(WHAT IS EXPECTED): Return the entries in full, exactly as written.

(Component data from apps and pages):
+---+
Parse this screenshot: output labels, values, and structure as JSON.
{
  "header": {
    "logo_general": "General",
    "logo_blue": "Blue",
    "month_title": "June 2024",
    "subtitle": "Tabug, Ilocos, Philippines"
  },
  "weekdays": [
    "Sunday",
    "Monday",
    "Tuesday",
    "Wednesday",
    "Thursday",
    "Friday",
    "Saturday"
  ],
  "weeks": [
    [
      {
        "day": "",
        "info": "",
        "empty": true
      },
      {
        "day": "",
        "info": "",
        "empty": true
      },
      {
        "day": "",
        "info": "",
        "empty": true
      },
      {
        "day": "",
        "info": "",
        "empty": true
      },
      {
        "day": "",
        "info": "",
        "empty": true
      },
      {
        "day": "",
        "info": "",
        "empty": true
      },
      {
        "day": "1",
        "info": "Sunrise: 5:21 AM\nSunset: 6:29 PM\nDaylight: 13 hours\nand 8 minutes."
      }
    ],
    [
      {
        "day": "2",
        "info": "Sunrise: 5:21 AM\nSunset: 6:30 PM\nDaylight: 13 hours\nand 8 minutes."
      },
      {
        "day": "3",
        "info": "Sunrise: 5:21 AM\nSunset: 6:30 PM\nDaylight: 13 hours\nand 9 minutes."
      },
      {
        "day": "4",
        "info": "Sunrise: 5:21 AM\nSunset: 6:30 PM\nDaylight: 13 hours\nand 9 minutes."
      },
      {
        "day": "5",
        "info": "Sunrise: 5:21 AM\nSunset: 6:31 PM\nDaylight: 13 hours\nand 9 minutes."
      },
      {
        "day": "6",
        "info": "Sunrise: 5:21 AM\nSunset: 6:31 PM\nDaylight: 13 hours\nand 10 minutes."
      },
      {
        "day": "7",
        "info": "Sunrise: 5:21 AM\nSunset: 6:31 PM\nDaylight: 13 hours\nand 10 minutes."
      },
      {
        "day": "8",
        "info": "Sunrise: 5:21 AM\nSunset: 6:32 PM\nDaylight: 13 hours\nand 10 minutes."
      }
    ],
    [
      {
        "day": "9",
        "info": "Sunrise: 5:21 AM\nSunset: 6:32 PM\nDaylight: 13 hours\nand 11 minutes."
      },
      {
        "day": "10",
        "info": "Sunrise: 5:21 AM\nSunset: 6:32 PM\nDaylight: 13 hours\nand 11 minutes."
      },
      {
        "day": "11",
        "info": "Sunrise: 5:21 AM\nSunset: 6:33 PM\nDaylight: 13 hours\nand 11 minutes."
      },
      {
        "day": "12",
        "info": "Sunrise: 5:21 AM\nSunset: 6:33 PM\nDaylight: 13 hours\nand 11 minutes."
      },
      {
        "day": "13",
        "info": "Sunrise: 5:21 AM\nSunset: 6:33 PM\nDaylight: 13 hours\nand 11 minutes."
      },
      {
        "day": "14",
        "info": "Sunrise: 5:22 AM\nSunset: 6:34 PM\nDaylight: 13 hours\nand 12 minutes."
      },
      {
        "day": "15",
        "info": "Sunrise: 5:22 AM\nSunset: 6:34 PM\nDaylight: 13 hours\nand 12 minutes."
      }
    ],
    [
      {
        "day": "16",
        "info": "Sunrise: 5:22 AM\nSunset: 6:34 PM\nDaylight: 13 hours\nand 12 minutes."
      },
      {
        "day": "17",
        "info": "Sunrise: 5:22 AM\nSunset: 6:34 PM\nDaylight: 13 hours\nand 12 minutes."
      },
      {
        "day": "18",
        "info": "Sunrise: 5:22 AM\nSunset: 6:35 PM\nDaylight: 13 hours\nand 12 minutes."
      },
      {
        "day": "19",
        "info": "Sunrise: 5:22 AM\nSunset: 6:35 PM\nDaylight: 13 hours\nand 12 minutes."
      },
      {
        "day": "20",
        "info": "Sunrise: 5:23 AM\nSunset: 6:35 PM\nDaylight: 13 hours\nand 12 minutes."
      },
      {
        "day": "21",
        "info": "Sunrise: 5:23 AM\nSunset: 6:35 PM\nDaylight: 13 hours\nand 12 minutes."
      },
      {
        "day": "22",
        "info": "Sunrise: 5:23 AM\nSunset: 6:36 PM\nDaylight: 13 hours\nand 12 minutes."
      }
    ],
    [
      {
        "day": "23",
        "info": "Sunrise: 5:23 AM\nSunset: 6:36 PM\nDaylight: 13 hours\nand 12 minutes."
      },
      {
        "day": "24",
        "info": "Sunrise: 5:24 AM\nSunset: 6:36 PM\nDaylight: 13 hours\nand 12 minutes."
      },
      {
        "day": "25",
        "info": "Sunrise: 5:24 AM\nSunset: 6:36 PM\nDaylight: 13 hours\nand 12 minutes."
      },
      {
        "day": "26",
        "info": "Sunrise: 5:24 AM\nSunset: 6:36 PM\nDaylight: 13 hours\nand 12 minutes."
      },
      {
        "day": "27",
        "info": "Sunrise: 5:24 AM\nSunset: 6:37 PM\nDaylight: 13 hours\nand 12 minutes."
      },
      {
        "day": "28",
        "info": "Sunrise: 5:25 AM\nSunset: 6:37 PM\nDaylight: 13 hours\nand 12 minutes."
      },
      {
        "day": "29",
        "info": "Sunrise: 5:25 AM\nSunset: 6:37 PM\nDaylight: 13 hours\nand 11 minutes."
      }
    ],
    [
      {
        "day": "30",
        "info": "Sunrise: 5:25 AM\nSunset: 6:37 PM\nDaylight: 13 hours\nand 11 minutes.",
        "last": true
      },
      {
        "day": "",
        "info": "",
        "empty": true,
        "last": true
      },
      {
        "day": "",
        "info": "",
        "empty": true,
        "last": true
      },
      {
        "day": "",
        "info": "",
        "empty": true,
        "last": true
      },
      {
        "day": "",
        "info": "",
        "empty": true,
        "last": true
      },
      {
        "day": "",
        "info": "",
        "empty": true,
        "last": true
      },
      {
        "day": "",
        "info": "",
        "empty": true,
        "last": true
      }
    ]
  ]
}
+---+
(EXERCISE ANSWER):
Parse this screenshot: output labels, values, and structure as JSON.
{
  "header": {
    "logo_general": "General",
    "logo_blue": "Blue",
    "month_title": "June 2024",
    "subtitle": "Tabug, Ilocos, Philippines"
  },
  "weekdays": [
    "Sunday",
    "Monday",
    "Tuesday",
    "Wednesday",
    "Thursday",
    "Friday",
    "Saturday"
  ],
  "weeks": [
    [
      {
        "day": "",
        "info": "",
        "empty": true
      },
      {
        "day": "",
        "info": "",
        "empty": true
      },
      {
        "day": "",
        "info": "",
        "empty": true
      },
      {
        "day": "",
        "info": "",
        "empty": true
      },
      {
        "day": "",
        "info": "",
        "empty": true
      },
      {
        "day": "",
        "info": "",
        "empty": true
      },
      {
        "day": "1",
        "info": "Sunrise: 5:21 AM\nSunset: 6:29 PM\nDaylight: 13 hours\nand 8 minutes."
      }
    ],
    [
      {
        "day": "2",
        "info": "Sunrise: 5:21 AM\nSunset: 6:30 PM\nDaylight: 13 hours\nand 8 minutes."
      },
      {
        "day": "3",
        "info": "Sunrise: 5:21 AM\nSunset: 6:30 PM\nDaylight: 13 hours\nand 9 minutes."
      },
      {
        "day": "4",
        "info": "Sunrise: 5:21 AM\nSunset: 6:30 PM\nDaylight: 13 hours\nand 9 minutes."
      },
      {
        "day": "5",
        "info": "Sunrise: 5:21 AM\nSunset: 6:31 PM\nDaylight: 13 hours\nand 9 minutes."
      },
      {
        "day": "6",
        "info": "Sunrise: 5:21 AM\nSunset: 6:31 PM\nDaylight: 13 hours\nand 10 minutes."
      },
      {
        "day": "7",
        "info": "Sunrise: 5:21 AM\nSunset: 6:31 PM\nDaylight: 13 hours\nand 10 minutes."
      },
      {
        "day": "8",
        "info": "Sunrise: 5:21 AM\nSunset: 6:32 PM\nDaylight: 13 hours\nand 10 minutes."
      }
    ],
    [
      {
        "day": "9",
        "info": "Sunrise: 5:21 AM\nSunset: 6:32 PM\nDaylight: 13 hours\nand 11 minutes."
      },
      {
        "day": "10",
        "info": "Sunrise: 5:21 AM\nSunset: 6:32 PM\nDaylight: 13 hours\nand 11 minutes."
      },
      {
        "day": "11",
        "info": "Sunrise: 5:21 AM\nSunset: 6:33 PM\nDaylight: 13 hours\nand 11 minutes."
      },
      {
        "day": "12",
        "info": "Sunrise: 5:21 AM\nSunset: 6:33 PM\nDaylight: 13 hours\nand 11 minutes."
      },
      {
        "day": "13",
        "info": "Sunrise: 5:21 AM\nSunset: 6:33 PM\nDaylight: 13 hours\nand 11 minutes."
      },
      {
        "day": "14",
        "info": "Sunrise: 5:22 AM\nSunset: 6:34 PM\nDaylight: 13 hours\nand 12 minutes."
      },
      {
        "day": "15",
        "info": "Sunrise: 5:22 AM\nSunset: 6:34 PM\nDaylight: 13 hours\nand 12 minutes."
      }
    ],
    [
      {
        "day": "16",
        "info": "Sunrise: 5:22 AM\nSunset: 6:34 PM\nDaylight: 13 hours\nand 12 minutes."
      },
      {
        "day": "17",
        "info": "Sunrise: 5:22 AM\nSunset: 6:34 PM\nDaylight: 13 hours\nand 12 minutes."
      },
      {
        "day": "18",
        "info": "Sunrise: 5:22 AM\nSunset: 6:35 PM\nDaylight: 13 hours\nand 12 minutes."
      },
      {
        "day": "19",
        "info": "Sunrise: 5:22 AM\nSunset: 6:35 PM\nDaylight: 13 hours\nand 12 minutes."
      },
      {
        "day": "20",
        "info": "Sunrise: 5:23 AM\nSunset: 6:35 PM\nDaylight: 13 hours\nand 12 minutes."
      },
      {
        "day": "21",
        "info": "Sunrise: 5:23 AM\nSunset: 6:35 PM\nDaylight: 13 hours\nand 12 minutes."
      },
      {
        "day": "22",
        "info": "Sunrise: 5:23 AM\nSunset: 6:36 PM\nDaylight: 13 hours\nand 12 minutes."
      }
    ],
    [
      {
        "day": "23",
        "info": "Sunrise: 5:23 AM\nSunset: 6:36 PM\nDaylight: 13 hours\nand 12 minutes."
      },
      {
        "day": "24",
        "info": "Sunrise: 5:24 AM\nSunset: 6:36 PM\nDaylight: 13 hours\nand 12 minutes."
      },
      {
        "day": "25",
        "info": "Sunrise: 5:24 AM\nSunset: 6:36 PM\nDaylight: 13 hours\nand 12 minutes."
      },
      {
        "day": "26",
        "info": "Sunrise: 5:24 AM\nSunset: 6:36 PM\nDaylight: 13 hours\nand 12 minutes."
      },
      {
        "day": "27",
        "info": "Sunrise: 5:24 AM\nSunset: 6:37 PM\nDaylight: 13 hours\nand 12 minutes."
      },
      {
        "day": "28",
        "info": "Sunrise: 5:25 AM\nSunset: 6:37 PM\nDaylight: 13 hours\nand 12 minutes."
      },
      {
        "day": "29",
        "info": "Sunrise: 5:25 AM\nSunset: 6:37 PM\nDaylight: 13 hours\nand 11 minutes."
      }
    ],
    [
      {
        "day": "30",
        "info": "Sunrise: 5:25 AM\nSunset: 6:37 PM\nDaylight: 13 hours\nand 11 minutes.",
        "last": true
      },
      {
        "day": "",
        "info": "",
        "empty": true,
        "last": true
      },
      {
        "day": "",
        "info": "",
        "empty": true,
        "last": true
      },
      {
        "day": "",
        "info": "",
        "empty": true,
        "last": true
      },
      {
        "day": "",
        "info": "",
        "empty": true,
        "last": true
      },
      {
        "day": "",
        "info": "",
        "empty": true,
        "last": true
      },
      {
        "day": "",
        "info": "",
        "empty": true,
        "last": true
      }
    ]
  ]
}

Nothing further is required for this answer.